Meanwhile, in the back 40, the other pregnant ewes do what sheep always do .... walk back & forth from grazing to the water tank to the mineral feeder, etc! No one is looking like they're going to deliver this evening ......
Wild Rose Farm cross-bred ewe #37 delivered a big set of twin ewe lambs today in the pasture field. She was standing off by herself at our 5:00AM check this morning, so we expected something to happen. Last year she had twin ram lambs. She is in excellent condition and we'd love to pass on these Rambouillet x-bred genetics to someone looking for good ewe lambs. Here they are relaxing in the barn.
And so it begins ..... we went out this morning at 5am and found our first lambs of the season ..... a nice set of ewe lambs! Since it was raining, we brought them up into the barn and the ewe followed along nicely. This evening we had another ewe lamb, also born in the pasture, to one of our first time lambers, Dorset ewe #116. Here she is in the barn with her sleeping lamb.
Something moved and caught my attention in the morning sun. As soon as this wild hen turkey saw me move, she flapped and took off over the fence ...... amazing how far they can glide once they're airborn!
Well, the shearing is done for another year at Wild Rose Farm. YEA! We should start lambing in another week and I like to have the ewes sheared so that we can see what's going on. You may not think of this, but the ewes take up much less space in the pen without 3-4 inches of wool on each side! Here's a picture of the Rambouillet ram being sheared. Rams take 1 or 2 other people besides the shearer to hold them down and help manipulate them around. What a nice looking fleece coming off of him ..... we got a sample to send off to Yocum-McColl for micron testing.
The last sheep to be sheared was "U". Black sheep are always sheared last. This is done to keep the black
fiber from contaminating the white wool. "U" was sick this summer and her fleece had a "wool break", so it is no good for our purposes. When sheep are sick or stressed, their wool can develop a weak spot. The fiber breaks when it is combed or processed causing neps or pills in the yarn.
The ewes are being moved into the barn tonight. Here they are now that the fence around the wintering area has been taken down.

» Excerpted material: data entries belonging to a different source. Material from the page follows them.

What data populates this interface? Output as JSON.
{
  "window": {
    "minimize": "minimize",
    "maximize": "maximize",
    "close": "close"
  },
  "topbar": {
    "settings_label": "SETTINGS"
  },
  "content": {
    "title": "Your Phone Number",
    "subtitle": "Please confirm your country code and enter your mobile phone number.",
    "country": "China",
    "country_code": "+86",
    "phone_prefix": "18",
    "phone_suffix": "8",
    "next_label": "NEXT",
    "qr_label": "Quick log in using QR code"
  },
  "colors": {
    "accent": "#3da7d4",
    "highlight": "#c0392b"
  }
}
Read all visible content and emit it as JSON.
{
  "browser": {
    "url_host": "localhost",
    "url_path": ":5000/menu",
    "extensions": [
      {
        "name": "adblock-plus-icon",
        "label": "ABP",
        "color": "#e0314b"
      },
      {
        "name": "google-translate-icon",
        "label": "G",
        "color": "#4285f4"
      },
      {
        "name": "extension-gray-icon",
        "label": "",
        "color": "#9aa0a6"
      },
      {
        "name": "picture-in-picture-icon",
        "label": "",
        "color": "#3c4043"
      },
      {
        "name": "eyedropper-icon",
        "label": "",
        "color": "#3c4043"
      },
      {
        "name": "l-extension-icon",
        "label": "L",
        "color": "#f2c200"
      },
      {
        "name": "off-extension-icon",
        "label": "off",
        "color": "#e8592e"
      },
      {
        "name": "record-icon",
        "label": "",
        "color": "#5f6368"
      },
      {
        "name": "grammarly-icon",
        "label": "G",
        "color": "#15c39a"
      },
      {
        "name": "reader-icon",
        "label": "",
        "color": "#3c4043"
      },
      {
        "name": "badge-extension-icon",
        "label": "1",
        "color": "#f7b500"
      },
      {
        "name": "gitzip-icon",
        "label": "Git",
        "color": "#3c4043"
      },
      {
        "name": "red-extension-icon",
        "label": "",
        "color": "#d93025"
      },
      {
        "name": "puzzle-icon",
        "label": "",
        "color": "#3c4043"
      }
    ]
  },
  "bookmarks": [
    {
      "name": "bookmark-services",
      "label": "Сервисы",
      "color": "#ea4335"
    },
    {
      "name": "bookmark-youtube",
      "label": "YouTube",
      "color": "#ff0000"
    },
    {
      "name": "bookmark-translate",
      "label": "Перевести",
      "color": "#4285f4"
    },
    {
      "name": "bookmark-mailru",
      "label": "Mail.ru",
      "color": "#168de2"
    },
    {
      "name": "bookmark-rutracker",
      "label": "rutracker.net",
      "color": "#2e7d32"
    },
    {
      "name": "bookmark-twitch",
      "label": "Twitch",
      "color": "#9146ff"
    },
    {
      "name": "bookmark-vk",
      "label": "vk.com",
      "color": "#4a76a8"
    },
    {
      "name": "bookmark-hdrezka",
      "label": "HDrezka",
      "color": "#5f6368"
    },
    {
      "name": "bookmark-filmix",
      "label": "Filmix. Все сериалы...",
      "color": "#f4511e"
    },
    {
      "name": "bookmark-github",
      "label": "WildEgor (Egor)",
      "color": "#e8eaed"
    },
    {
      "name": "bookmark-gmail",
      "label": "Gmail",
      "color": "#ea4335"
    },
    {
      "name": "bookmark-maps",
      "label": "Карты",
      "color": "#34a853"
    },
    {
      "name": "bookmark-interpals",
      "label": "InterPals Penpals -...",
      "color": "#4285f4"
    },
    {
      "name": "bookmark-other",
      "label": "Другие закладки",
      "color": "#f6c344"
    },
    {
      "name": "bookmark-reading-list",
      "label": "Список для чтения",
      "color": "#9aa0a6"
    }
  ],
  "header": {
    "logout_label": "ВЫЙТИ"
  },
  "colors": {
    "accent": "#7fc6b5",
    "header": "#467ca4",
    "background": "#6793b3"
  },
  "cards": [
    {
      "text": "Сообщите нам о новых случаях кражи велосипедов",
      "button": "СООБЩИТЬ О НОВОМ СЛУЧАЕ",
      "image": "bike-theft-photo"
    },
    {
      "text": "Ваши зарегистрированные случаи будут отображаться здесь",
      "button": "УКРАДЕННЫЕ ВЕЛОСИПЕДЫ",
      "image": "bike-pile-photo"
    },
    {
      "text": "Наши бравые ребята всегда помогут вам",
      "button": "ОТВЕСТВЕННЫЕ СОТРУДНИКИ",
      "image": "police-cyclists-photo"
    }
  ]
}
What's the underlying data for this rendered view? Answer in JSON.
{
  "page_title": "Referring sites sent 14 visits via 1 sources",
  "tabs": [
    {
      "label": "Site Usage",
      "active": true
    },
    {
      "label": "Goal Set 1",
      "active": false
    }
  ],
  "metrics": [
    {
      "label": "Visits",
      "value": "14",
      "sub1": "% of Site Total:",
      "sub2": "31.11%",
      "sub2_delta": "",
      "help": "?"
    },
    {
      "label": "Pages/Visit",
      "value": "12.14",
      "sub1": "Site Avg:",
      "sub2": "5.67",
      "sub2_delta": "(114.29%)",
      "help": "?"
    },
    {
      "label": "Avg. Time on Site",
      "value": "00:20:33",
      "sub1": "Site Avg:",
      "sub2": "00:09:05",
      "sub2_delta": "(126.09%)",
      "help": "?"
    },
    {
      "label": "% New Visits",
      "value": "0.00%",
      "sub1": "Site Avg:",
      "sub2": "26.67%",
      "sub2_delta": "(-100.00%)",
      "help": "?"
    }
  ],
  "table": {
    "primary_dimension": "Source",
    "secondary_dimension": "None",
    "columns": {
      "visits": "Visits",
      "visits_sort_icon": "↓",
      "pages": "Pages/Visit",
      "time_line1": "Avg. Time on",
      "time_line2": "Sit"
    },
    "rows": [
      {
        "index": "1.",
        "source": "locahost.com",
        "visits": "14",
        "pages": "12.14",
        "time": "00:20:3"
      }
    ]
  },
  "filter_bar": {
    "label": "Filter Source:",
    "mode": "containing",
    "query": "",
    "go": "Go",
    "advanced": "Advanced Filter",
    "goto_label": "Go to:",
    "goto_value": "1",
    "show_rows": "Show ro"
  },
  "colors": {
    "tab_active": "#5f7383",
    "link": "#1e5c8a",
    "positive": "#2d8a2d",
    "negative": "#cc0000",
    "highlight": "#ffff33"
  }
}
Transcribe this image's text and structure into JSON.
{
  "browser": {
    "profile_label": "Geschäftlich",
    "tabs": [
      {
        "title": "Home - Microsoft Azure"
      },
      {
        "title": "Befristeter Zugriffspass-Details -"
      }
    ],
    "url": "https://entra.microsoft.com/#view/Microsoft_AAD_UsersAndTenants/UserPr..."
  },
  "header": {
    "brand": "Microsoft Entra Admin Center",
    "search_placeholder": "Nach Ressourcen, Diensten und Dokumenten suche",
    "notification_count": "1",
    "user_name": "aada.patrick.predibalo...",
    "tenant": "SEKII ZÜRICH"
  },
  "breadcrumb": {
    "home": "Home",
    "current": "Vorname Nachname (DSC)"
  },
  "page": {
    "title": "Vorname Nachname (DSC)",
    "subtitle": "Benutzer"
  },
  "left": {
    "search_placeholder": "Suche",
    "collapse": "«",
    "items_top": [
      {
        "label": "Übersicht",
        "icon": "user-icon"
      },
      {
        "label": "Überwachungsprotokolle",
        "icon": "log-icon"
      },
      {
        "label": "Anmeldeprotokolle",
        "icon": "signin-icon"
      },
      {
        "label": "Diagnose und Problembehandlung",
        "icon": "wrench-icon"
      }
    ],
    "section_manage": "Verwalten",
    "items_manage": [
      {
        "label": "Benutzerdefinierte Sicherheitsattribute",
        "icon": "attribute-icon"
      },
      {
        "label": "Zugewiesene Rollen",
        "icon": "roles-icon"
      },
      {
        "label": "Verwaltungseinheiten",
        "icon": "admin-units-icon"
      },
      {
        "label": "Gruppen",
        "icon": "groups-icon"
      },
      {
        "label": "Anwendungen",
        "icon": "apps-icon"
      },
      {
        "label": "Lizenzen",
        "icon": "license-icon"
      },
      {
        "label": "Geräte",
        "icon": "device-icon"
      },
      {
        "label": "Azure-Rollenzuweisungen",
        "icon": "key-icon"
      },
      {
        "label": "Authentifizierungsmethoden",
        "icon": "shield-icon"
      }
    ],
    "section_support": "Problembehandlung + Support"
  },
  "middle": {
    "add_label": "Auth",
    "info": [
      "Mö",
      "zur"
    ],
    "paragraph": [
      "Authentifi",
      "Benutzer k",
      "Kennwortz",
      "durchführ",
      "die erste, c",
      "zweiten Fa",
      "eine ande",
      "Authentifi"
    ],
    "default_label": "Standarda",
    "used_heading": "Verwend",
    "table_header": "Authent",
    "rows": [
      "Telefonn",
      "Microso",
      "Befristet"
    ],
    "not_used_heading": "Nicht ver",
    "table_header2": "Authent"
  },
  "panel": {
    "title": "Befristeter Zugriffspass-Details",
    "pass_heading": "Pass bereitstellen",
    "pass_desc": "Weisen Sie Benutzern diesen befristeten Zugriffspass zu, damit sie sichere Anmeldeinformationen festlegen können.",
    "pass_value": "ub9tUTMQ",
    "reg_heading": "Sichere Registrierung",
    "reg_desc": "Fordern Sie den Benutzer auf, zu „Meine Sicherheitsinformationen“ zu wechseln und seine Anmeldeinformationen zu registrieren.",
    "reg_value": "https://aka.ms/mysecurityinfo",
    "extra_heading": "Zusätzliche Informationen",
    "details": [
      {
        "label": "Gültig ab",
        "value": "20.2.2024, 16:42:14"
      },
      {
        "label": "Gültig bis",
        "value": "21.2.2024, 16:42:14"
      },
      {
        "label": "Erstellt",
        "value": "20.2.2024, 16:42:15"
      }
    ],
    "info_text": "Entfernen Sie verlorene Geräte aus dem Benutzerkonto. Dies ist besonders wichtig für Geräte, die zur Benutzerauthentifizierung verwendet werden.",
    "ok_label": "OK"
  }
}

We pick a patch of pasture that we want to rejuvenate and then we winter the sheep there. We'll be picking up some pasture grass seed tomorrow at Ann's Feed in Washington, PA to overseed this area. Wild Rose Farm crossbred #50 is eyeing up the disk. This piece of equipment was a "freebie". It was pulled out of the woods where it had been abandoned and has been "reconditioned"! Hey --- it serves the purpose!
We are expecting rain on Friday and the sheep have to be dry for shearing on Saturday. Normally they are moved into the barn the night before shearing so that they don't have any dew or wet spots on them. We also take away their hay & water so that they are sheared on an empty stomach. They're not happy in the morning, but it's easier on them to have an empty stomach while they're being rolled around during shearing. I'm predicting that WRF #39 below will have a nice handspinning fleece!
Now where is that sheep shearer? This Dorset ewe seems to be waiting for the shearer to come. Our shearer Don will be here this Saturday. We have a couple of fleeces pre-sold, so let us know if you'd like a fleece!
Otherwise, things seem to be progressing on schedule for lambing season in a couple of weeks ........ sure looks like twins from this view!
It was sunny & overcast on Easter Day. The weather was cooler than it had been on Friday & Saturday. The ewes are in full fleeece right now and there really isn't any shade this early in the spring. We don't like it when it gets up into the 80's at this time of year. Shearing is coming up in the next week or so ..... the ewes are looking a little "ratty" around their belly & neck. They'll be happy to get rid of all of that wool ..... and I know some people who can't wait to get their hands on it too! :)
Now a picture of some of our daffodils .... We have about a dozen varieties of narcissus ..... I love them and we need to get more to do some naturalizing!